- _TO DO_
Counting only lines that contain the string "connected", how many are there in the data? Say the number alone.
===== DATA SUPPLIED
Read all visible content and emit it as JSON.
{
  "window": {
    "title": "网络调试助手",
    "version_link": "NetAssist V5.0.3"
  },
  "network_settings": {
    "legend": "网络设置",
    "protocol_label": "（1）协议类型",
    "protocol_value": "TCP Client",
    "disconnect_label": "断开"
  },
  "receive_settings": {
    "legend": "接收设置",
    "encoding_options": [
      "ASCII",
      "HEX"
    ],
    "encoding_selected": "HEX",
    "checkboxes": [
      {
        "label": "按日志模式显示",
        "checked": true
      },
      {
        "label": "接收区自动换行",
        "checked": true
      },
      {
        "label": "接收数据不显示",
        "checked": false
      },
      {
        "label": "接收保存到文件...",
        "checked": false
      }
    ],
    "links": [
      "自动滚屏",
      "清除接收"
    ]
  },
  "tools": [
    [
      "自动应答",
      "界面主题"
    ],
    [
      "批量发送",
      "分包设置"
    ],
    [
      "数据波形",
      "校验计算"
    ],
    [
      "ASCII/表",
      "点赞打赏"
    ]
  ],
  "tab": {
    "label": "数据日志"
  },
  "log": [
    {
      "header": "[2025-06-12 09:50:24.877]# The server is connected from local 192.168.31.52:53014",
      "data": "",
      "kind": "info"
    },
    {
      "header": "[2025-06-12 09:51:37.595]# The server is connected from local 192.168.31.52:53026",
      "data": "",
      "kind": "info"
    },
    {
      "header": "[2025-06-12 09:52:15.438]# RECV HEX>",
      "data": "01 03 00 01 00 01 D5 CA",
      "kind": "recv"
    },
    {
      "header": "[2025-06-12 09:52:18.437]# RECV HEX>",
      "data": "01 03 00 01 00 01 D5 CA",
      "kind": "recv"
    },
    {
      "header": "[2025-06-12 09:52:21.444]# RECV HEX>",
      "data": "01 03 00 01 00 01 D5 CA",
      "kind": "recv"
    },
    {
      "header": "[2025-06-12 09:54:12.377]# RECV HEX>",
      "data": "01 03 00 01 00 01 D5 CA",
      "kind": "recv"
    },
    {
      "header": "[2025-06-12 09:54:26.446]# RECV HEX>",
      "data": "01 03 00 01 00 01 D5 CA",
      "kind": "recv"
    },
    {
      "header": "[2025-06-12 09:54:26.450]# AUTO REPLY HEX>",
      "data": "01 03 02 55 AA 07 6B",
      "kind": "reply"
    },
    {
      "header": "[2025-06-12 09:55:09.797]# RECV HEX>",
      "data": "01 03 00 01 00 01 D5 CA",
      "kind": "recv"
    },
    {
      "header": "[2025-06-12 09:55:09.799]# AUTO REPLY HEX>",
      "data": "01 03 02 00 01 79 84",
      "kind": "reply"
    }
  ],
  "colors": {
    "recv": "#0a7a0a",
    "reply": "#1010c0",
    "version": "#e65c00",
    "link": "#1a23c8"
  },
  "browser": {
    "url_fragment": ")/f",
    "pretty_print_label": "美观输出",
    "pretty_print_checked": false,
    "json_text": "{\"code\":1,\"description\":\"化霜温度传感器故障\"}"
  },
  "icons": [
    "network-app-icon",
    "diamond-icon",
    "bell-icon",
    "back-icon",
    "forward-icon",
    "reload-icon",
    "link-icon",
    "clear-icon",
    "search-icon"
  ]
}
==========
- _YOUR RESPONSE_
2